Data excerpts =
▼
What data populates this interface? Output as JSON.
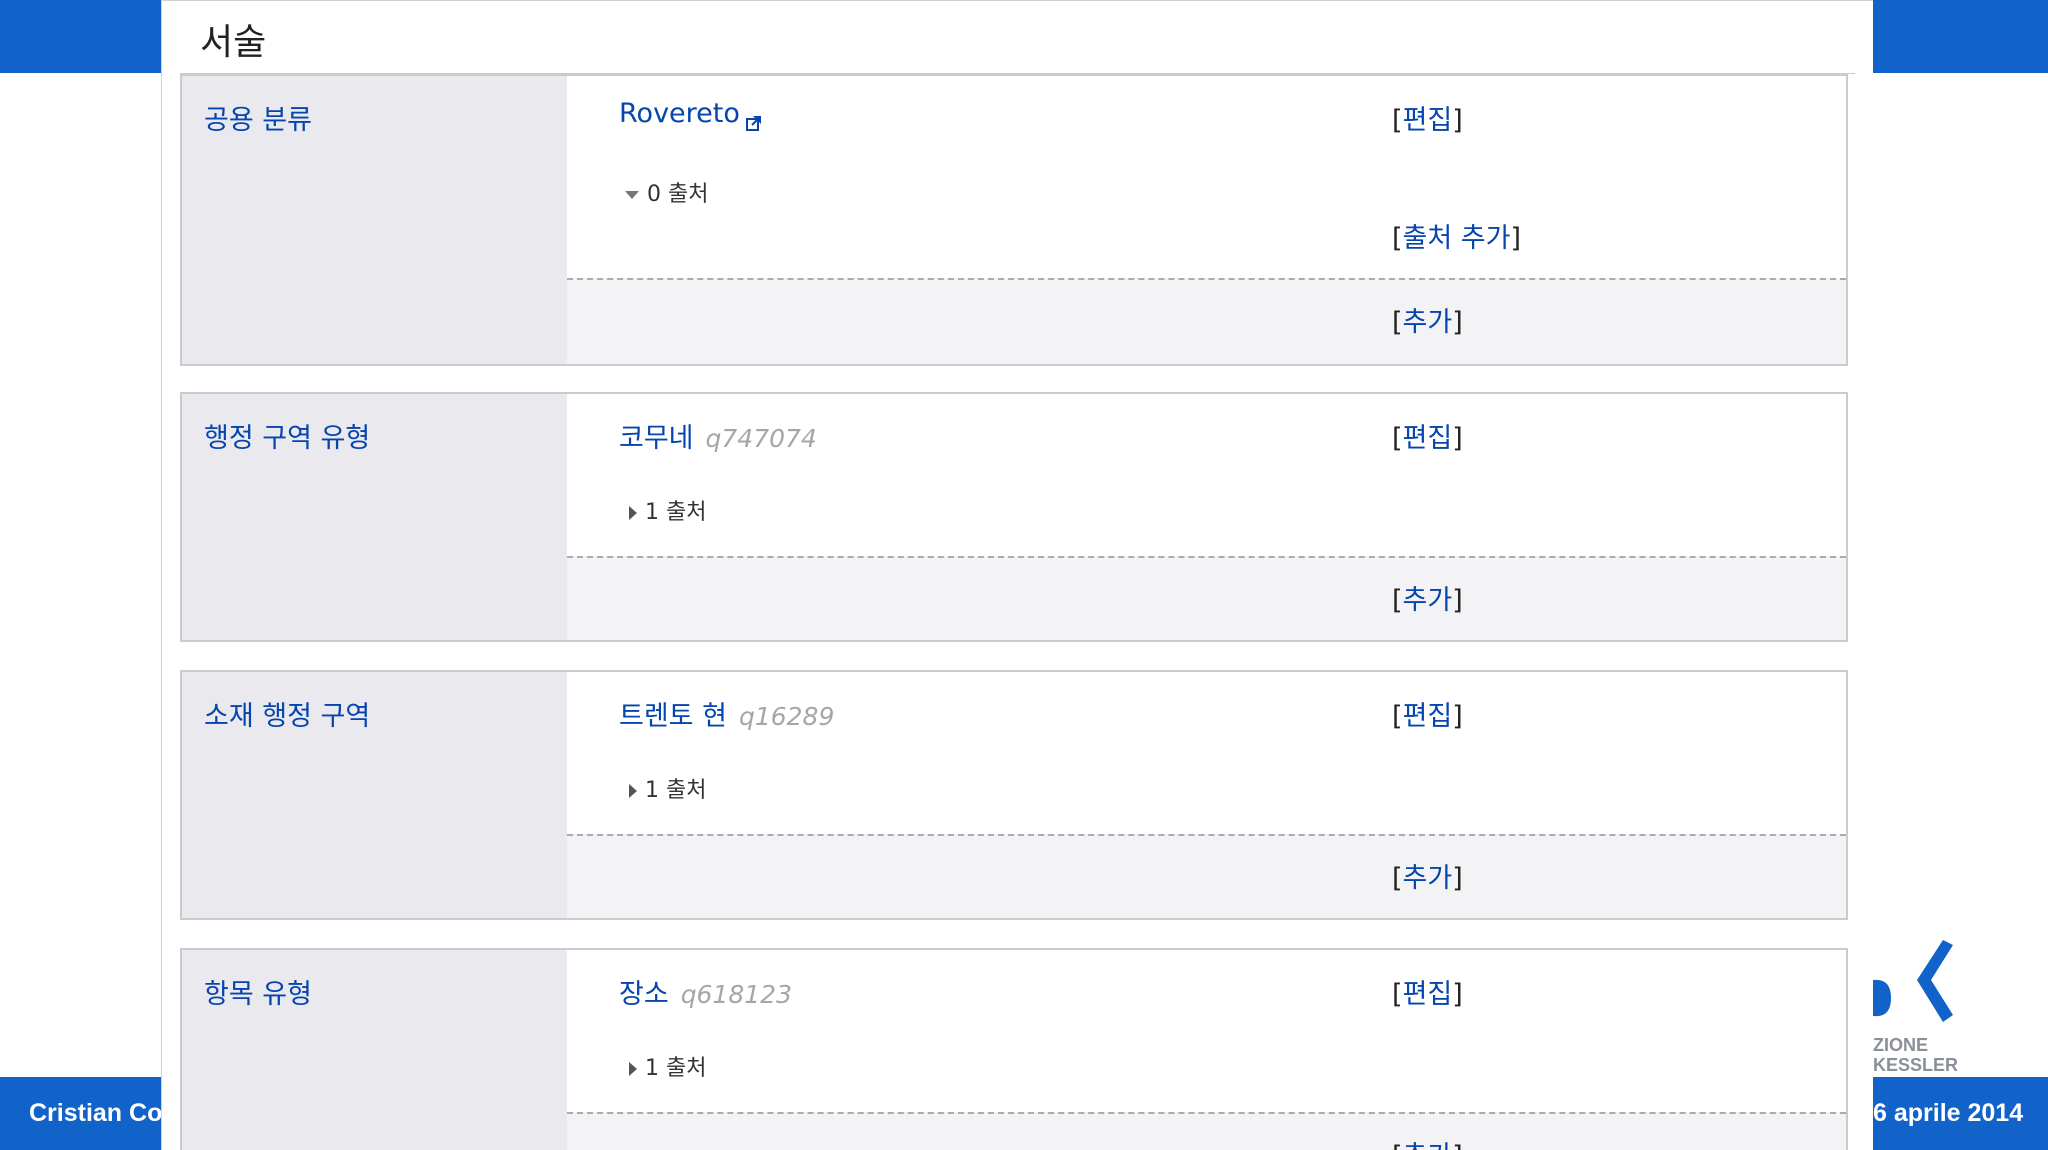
{
  "slide": {
    "footer_left": "Cristian Co",
    "footer_right": "6 aprile 2014",
    "logo_text_1": "ZIONE",
    "logo_text_2": "KESSLER",
    "colors": {
      "accent": "#1263c9",
      "link": "#0645ad",
      "label_bg": "#e9e9ee"
    }
  },
  "section": {
    "heading": "서술"
  },
  "statements": [
    {
      "property": "공용 분류",
      "value": "Rovereto",
      "qid": "",
      "external_link": true,
      "references": "0 출처",
      "references_expanded": true,
      "edit": "편집",
      "add_reference": "출처 추가",
      "add": "추가"
    },
    {
      "property": "행정 구역 유형",
      "value": "코무네",
      "qid": "q747074",
      "external_link": false,
      "references": "1 출처",
      "references_expanded": false,
      "edit": "편집",
      "add": "추가"
    },
    {
      "property": "소재 행정 구역",
      "value": "트렌토 현",
      "qid": "q16289",
      "external_link": false,
      "references": "1 출처",
      "references_expanded": false,
      "edit": "편집",
      "add": "추가"
    },
    {
      "property": "항목 유형",
      "value": "장소",
      "qid": "q618123",
      "external_link": false,
      "references": "1 출처",
      "references_expanded": false,
      "edit": "편집",
      "add": "추가"
    }
  ]
}
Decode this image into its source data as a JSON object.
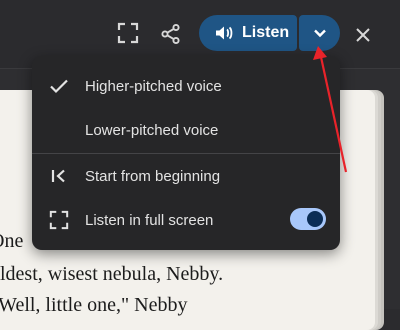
{
  "toolbar": {
    "fullscreen_icon": "fullscreen-icon",
    "share_icon": "share-icon",
    "listen_label": "Listen",
    "listen_icon": "speaker-icon",
    "dropdown_icon": "chevron-down-icon",
    "close_icon": "close-icon",
    "accent_color": "#1f5585"
  },
  "menu": {
    "items": [
      {
        "label": "Higher-pitched voice",
        "icon": "check-icon",
        "selected": true
      },
      {
        "label": "Lower-pitched voice",
        "icon": "",
        "selected": false
      },
      {
        "label": "Start from beginning",
        "icon": "skip-to-start-icon"
      },
      {
        "label": "Listen in full screen",
        "icon": "fullscreen-icon",
        "toggle_on": true
      }
    ]
  },
  "book": {
    "lines": [
      "One",
      "oldest, wisest nebula, Nebby.",
      "\"Well, little one,\" Nebby"
    ]
  },
  "annotation": {
    "arrow_color": "#e8232a"
  }
}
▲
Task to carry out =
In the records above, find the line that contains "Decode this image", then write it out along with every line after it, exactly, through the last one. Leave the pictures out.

Answer for the task =
Decode this image into its source data as a JSON object.
{
  "toolbar": {
    "fullscreen_icon": "fullscreen-icon",
    "share_icon": "share-icon",
    "listen_label": "Listen",
    "listen_icon": "speaker-icon",
    "dropdown_icon": "chevron-down-icon",
    "close_icon": "close-icon",
    "accent_color": "#1f5585"
  },
  "menu": {
    "items": [
      {
        "label": "Higher-pitched voice",
        "icon": "check-icon",
        "selected": true
      },
      {
        "label": "Lower-pitched voice",
        "icon": "",
        "selected": false
      },
      {
        "label": "Start from beginning",
        "icon": "skip-to-start-icon"
      },
      {
        "label": "Listen in full screen",
        "icon": "fullscreen-icon",
        "toggle_on": true
      }
    ]
  },
  "book": {
    "lines": [
      "One",
      "oldest, wisest nebula, Nebby.",
      "\"Well, little one,\" Nebby"
    ]
  },
  "annotation": {
    "arrow_color": "#e8232a"
  }
}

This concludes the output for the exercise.